The cathedral’s hives were lower than Notre Dame’s main roof and the 19th-century spire that burned and collapsed during Monday evening’s fire.
Since bees don’t have lungs, they can’t die from smoke inhalation — but they can die from excessive heat. European bees, unlike some bee species elsewhere, don’t abandon their hives when facing danger.
“When bees sense fire, they gorge themselves on honey and stay to protect their queen, who doesn’t move,” Geant said. “I saw how big the flames were, so I immediately thought it was going to kill the bees. Even though they were 30 meters (nearly 100 feet) lower than the top roof, the wax in the hives melts at 63 degrees Celsius (145.4 Fahrenheit).”

Notre Dame Cathedral’s three beehives — home to more than 180,000 bees  — survived the destructive fire. (Instagram/Beeopic)

If the wax that protects their hive melts, the bees simply die inside, Geant explained.
Smoke, on the other hand, is innocuous. Beekeepers regularly smoke out the hives to sedate the colony whenever they need access inside. The hives produce around 75 kilograms (165 pounds) of honey annually, which is sold to Notre Dame employees.
Notre Dame officials saw the bees on top of the sacristy Friday, buzzing in and out of their hives.

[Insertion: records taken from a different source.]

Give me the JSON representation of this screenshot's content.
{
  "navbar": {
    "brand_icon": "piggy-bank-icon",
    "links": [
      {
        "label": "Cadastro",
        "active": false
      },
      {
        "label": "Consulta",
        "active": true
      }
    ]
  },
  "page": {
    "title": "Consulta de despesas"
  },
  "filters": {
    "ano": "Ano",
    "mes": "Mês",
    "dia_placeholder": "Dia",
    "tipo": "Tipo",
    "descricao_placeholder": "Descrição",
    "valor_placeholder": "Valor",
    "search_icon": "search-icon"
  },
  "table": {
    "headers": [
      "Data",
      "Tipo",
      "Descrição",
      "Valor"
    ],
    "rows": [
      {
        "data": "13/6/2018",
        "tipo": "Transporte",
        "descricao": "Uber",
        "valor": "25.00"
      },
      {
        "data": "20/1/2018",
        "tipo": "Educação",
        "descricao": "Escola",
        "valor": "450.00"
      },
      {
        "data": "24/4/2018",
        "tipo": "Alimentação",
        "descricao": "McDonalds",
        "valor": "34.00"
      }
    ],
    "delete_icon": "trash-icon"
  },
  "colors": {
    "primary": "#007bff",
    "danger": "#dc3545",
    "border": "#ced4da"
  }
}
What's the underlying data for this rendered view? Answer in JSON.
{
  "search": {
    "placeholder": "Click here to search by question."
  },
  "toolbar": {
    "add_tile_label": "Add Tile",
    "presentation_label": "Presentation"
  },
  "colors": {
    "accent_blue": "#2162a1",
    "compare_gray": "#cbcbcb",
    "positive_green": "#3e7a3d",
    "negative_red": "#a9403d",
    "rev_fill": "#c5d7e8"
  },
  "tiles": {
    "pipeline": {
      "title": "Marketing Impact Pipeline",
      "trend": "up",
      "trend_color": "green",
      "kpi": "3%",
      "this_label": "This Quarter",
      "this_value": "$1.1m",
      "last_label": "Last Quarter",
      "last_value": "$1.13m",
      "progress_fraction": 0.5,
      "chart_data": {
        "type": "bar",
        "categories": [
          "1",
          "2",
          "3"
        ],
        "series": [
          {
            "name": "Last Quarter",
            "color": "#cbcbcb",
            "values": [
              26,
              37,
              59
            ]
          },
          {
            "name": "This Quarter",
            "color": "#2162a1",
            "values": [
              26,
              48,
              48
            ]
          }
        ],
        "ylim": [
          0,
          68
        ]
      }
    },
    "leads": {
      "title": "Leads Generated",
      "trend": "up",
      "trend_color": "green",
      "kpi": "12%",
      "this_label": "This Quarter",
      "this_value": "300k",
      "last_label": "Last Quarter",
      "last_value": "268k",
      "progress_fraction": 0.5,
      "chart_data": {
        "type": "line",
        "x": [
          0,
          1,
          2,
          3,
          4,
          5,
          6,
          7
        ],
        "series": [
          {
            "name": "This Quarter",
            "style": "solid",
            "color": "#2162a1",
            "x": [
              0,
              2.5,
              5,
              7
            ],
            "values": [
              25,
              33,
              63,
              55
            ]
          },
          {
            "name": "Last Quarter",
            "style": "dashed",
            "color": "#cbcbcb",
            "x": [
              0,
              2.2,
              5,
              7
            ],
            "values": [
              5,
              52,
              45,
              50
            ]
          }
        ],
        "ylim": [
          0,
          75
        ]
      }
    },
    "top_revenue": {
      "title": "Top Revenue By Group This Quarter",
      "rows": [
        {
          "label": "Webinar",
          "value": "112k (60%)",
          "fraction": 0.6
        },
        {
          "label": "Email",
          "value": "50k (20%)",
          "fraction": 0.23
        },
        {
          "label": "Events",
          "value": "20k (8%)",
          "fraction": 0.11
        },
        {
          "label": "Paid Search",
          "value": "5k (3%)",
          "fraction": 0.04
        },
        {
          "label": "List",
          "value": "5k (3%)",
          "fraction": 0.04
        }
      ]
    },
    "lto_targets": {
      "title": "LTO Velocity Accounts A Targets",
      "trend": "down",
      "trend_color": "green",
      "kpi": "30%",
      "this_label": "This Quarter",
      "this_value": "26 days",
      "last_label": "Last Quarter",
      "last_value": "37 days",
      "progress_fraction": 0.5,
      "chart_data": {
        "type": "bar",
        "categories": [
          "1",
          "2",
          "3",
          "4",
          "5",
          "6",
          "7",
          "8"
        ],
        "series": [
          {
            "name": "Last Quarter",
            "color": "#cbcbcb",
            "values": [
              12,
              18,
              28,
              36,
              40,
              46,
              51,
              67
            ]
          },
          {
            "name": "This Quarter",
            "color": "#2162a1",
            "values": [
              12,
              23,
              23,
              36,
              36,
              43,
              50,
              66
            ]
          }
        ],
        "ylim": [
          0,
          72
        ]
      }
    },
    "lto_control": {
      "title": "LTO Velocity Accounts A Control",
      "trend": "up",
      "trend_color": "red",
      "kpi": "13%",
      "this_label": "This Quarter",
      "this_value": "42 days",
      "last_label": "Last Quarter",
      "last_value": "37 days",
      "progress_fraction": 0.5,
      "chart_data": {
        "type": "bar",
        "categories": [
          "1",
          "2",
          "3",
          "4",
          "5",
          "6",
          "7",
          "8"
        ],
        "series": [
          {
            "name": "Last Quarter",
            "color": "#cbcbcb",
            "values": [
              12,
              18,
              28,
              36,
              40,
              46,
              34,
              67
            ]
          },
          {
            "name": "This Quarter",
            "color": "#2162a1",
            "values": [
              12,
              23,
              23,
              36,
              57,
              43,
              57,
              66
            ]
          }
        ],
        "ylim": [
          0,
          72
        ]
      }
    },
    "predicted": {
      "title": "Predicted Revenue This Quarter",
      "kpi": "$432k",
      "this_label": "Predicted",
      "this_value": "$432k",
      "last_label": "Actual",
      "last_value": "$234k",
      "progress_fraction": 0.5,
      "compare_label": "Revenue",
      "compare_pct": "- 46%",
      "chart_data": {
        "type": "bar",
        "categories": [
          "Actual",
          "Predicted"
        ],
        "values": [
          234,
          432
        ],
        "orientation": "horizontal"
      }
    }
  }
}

“I wouldn’t call it a miracle, but I’m very, very happy,” Geant added.